    Oh my — a festival of Divine Imperfection. I brewed another pot of coffee, brought a fresh cup to the computer and studiously looked at all the details. The engraver’s gift, surely? Only a skilled engraver would be able to convey the crustiness of these ramshackle bits of “found architecture”.
    It almost seems like these cottages sprang up from the ground. Details abound for the careful viewer. Bee skeps, dovecotes, cobbled fences and roofs, log benches, wonderfully wobbly ladders, overhanging boughs that eventually became part of the structure. Basketry and barrels. Stacks of rustic branches, in waiting for some task.

    These engravings lured me, and welcomed me inside.
    Thank you, GA.

  8. Saba permalink
    November 20, 2023

    Yum. These drawings, especially the one from Surrey, set me dreaming and taking photos for my inspiration board. Are some of these daub and wattle? Some are just boards and whatever else piled together. In reality, plenty of bugs and critters must have inhabited them as room mates to the humans. Animals and ten people may have lived in a tiny space. But, I do dream and would build a modern-day version — heat! water! — if I were able. Near the ocean? Near a river?

Leave a Reply

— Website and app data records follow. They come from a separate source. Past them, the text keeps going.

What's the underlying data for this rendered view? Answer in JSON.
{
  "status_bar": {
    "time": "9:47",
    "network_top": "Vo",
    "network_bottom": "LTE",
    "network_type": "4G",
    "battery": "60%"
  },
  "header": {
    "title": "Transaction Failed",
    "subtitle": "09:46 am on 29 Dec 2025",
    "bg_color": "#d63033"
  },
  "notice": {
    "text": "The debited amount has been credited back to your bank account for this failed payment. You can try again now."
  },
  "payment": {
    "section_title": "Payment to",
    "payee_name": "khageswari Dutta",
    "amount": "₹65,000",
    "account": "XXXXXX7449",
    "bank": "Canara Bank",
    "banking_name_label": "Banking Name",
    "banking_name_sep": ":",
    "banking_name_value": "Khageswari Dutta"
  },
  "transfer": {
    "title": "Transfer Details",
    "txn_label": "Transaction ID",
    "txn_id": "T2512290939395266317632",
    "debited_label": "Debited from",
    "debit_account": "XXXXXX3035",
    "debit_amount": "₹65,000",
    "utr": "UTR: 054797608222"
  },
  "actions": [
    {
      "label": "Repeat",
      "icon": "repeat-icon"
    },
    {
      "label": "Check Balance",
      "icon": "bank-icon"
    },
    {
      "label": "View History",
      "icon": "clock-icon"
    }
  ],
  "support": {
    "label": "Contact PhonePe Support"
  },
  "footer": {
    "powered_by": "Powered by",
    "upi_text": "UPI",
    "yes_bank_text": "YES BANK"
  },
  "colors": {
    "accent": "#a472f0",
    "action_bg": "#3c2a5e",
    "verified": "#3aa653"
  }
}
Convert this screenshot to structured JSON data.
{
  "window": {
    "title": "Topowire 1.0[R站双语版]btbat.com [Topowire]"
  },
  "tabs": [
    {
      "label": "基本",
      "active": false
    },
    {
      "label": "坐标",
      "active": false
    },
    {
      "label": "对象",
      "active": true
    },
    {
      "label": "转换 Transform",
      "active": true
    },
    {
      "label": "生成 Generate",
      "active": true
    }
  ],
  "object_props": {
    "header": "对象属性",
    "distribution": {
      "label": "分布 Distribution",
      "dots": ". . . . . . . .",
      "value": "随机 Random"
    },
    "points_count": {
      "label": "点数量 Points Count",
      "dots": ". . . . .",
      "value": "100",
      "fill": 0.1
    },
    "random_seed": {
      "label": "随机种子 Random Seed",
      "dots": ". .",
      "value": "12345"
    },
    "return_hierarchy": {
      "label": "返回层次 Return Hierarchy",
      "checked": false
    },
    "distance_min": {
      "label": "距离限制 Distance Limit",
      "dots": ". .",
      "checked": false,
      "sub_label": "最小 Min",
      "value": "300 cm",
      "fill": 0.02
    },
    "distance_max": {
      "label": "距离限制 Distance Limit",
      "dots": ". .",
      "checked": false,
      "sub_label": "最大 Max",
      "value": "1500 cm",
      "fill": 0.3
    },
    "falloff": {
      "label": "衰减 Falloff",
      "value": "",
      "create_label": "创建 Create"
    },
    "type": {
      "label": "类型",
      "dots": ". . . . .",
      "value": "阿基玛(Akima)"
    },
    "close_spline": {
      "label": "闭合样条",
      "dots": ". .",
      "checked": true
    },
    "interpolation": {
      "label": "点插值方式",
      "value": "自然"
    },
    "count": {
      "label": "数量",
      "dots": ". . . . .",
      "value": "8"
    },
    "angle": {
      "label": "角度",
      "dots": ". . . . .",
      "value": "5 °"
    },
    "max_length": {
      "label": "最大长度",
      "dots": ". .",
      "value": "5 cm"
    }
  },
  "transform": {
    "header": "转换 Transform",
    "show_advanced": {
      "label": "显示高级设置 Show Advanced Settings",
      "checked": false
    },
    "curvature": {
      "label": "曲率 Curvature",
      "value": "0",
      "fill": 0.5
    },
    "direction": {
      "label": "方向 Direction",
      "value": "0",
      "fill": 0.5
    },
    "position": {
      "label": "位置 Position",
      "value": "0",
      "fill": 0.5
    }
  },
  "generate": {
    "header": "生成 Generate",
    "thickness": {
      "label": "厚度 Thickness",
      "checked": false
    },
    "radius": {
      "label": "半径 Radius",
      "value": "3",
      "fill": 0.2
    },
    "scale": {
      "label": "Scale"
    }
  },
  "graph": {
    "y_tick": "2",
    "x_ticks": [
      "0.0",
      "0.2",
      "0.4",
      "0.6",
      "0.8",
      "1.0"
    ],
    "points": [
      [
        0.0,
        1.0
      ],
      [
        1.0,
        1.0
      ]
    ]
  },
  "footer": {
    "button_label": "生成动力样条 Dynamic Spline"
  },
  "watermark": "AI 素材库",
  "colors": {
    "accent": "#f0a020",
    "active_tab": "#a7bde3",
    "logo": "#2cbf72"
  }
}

Note: Comments may be edited. Your email address will never be published.

Subscribe to this comment feed via RSS